Congressional lawmakers got a recent present in the form of a thick mailing from the National Education Association. It details the union’s vision for the reauthorization of the federal Elementary and Secondary Education Act, i.e., No Child Left Behind.
Your intrepid blogger has read all 170 pages, and the documents largely align to NEA’s earlier “positive agenda” for the reauthorization, but are much more detailed and even include sample legislative language. They also underscore just how starkly the NEA’s stances on teacher quality and accountability differ from those of the Obama administration’s blueprint, as there is nary a reference in this document to “teacher effectiveness” or “school turnarounds.”
So, what does the NEA have in mind? The union has long said there’s too much testing under the current ESEA, and the documents make clear that the union wants standardized assessments in just two grade spans. That’s less than half of what’s currently required, and it is even fewer years than required under the 1994 rewrite.
States could also use a variety of assessments and indicators to gauge student progress. They would be required to publish annual school report cards depicting, over the last three years, the growth in student learning during that period toward a target set by the state, progress in closing achievement gaps, and progress in raising high school graduation rates toward a 90 percent target. (This is one part I don’t quite understand just yet. How do you have annual report cards if some of the measures aren’t administered every year? I hope to have an answer for you after talking with the NEA this morning.)
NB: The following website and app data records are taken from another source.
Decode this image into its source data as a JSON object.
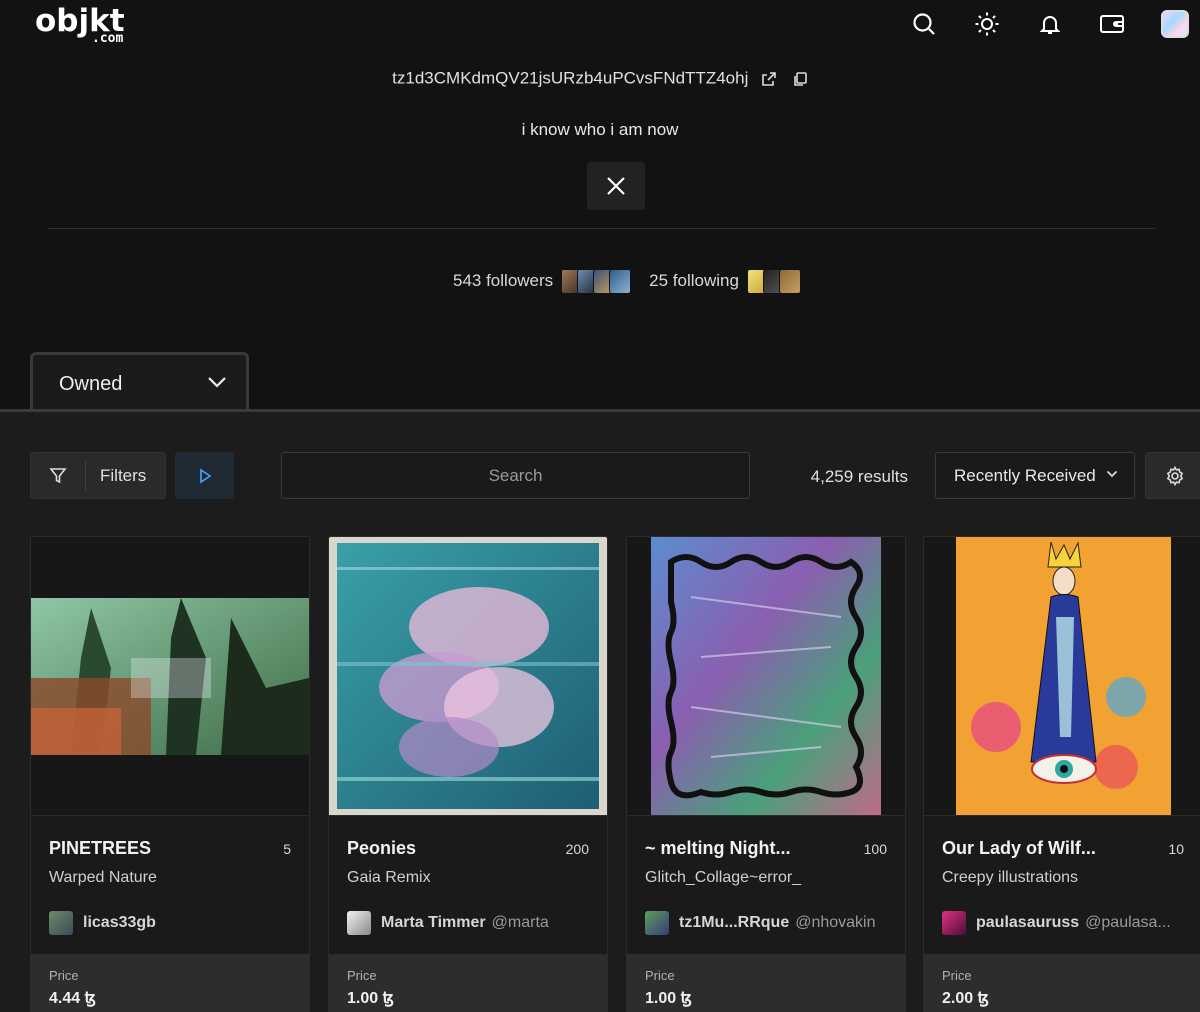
{
  "header": {
    "logo_main": "objkt",
    "logo_sub": ".com",
    "icons": [
      "search-icon",
      "sun-icon",
      "bell-icon",
      "wallet-icon"
    ]
  },
  "profile": {
    "address": "tz1d3CMKdmQV21jsURzb4uPCvsFNdTTZ4ohj",
    "bio": "i know who i am now",
    "followers_label": "543 followers",
    "following_label": "25 following"
  },
  "tabs": {
    "active": "Owned"
  },
  "toolbar": {
    "filters_label": "Filters",
    "search_placeholder": "Search",
    "results_label": "4,259 results",
    "sort_label": "Recently Received"
  },
  "cards": [
    {
      "title": "PINETREES",
      "editions": "5",
      "collection": "Warped Nature",
      "creator_name": "licas33gb",
      "creator_handle": "",
      "price_label": "Price",
      "price": "4.44 ꜩ"
    },
    {
      "title": "Peonies",
      "editions": "200",
      "collection": "Gaia Remix",
      "creator_name": "Marta Timmer",
      "creator_handle": "@marta",
      "price_label": "Price",
      "price": "1.00 ꜩ"
    },
    {
      "title": "~ melting Night...",
      "editions": "100",
      "collection": "Glitch_Collage~error_",
      "creator_name": "tz1Mu...RRque",
      "creator_handle": "@nhovakin",
      "price_label": "Price",
      "price": "1.00 ꜩ"
    },
    {
      "title": "Our Lady of Wilf...",
      "editions": "10",
      "collection": "Creepy illustrations",
      "creator_name": "paulasauruss",
      "creator_handle": "@paulasa...",
      "price_label": "Price",
      "price": "2.00 ꜩ"
    }
  ],
  "colors": {
    "page_bg": "#121212",
    "content_bg": "#1c1c1c",
    "accent_play": "#4aa3ff"
  }
}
The indicators would divide schools into three categories, but only those below the 25th percentile on one of the indicators would be subject to interventions. Those interventions would be determined at the local level and would reform the school using “research-based approaches” rather than the restructuring or takeover options now in place. These “priority schools” would also be subject to audits by an external review team. (This section seems to be drawn from the Broader, Bolder school-inspectorate approach to accountability.)
On teacher quality, the NEA says it supports integrating into Title II “most” of the TEACH Act, introduced by Rep. George Miller, which includes funds for induction and career ladders. I suspect that by “most” NEA means it would not support the performance-pay program in the TEACH bill that caused such a ruckus back in 2007.
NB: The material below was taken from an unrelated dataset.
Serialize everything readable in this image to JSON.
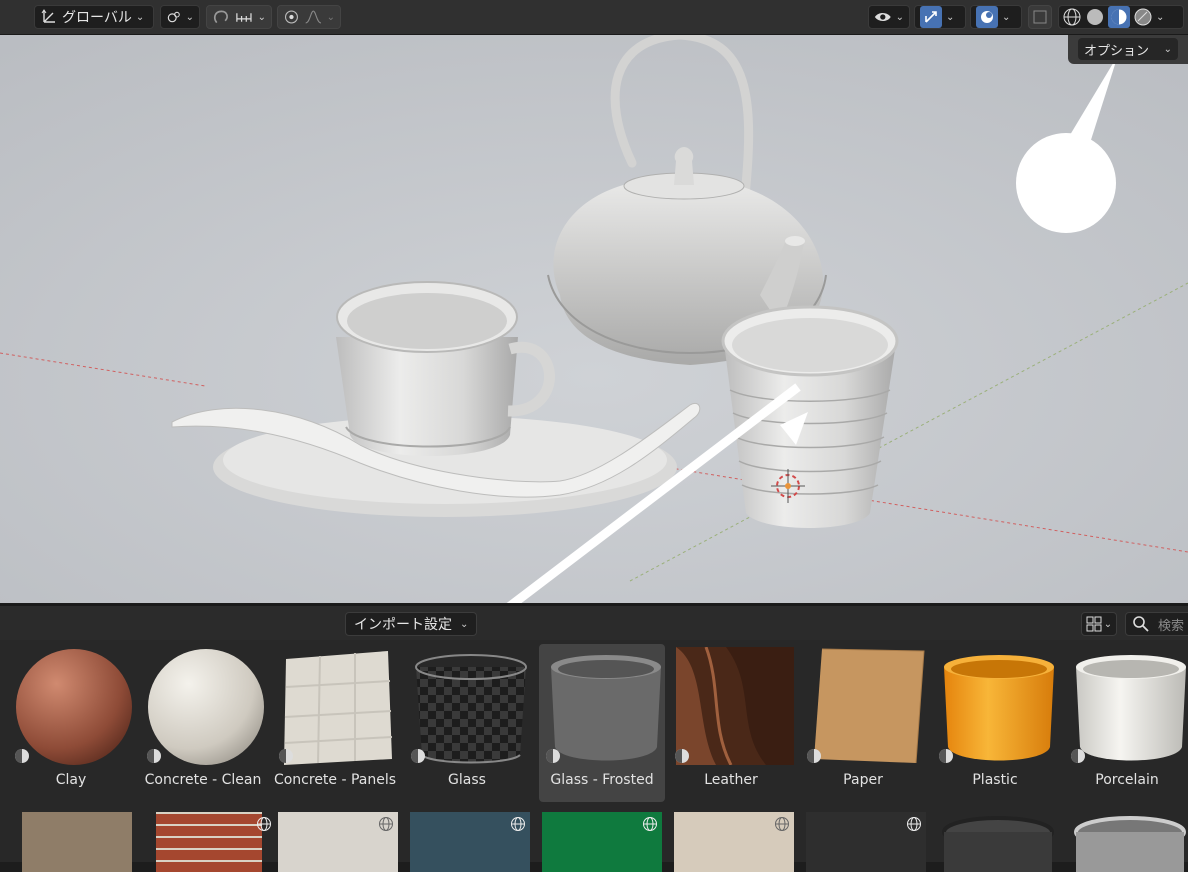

The union would also disallow teachers still in alternative routes from being deemed “highly qualified” and require all new teachers to have at least 450 hours of clinical fieldwork and pass a performance-based assessment.
The NEA’s proposals would also add a variety of new programs and make some legislative changes it’s supported in other arenas. Among them, the union would like Congress to:
• Restore the federal class-size-reduction program, including new size stipulations for the upper grades, and establish a national database to track class sizes;
&bull Create a school construction program;
• Add a bunch of targeted school-leader, early-childhood, middle school, and high school programs;
• Increase accountability for charter schools to be certified by the Education Department;
• Create a new program supporting the development of standards, assessments, and professional development to support 21st-century skills, of which the NEA is a strong proponent;
• Repeal the District of Columbia federally funded voucher program; and
• Eliminate federal laws that withhold Social Security benefits from some teachers.
Keep an eye out in particular on the appendices, several of which are basically bills that were introduced in earlier Congresses but never advanced. They could serve as the basis of NEA-supported amendments at the committee level or during floor debate.
And as to the name of the bill, NEA suggests “The Great Public Schools for All Act of 2010.” If that sounds familiar, it’s because it’s basically a riff on NEA’s own slogan.
A version of this news article first appeared in the Teacher Beat blog.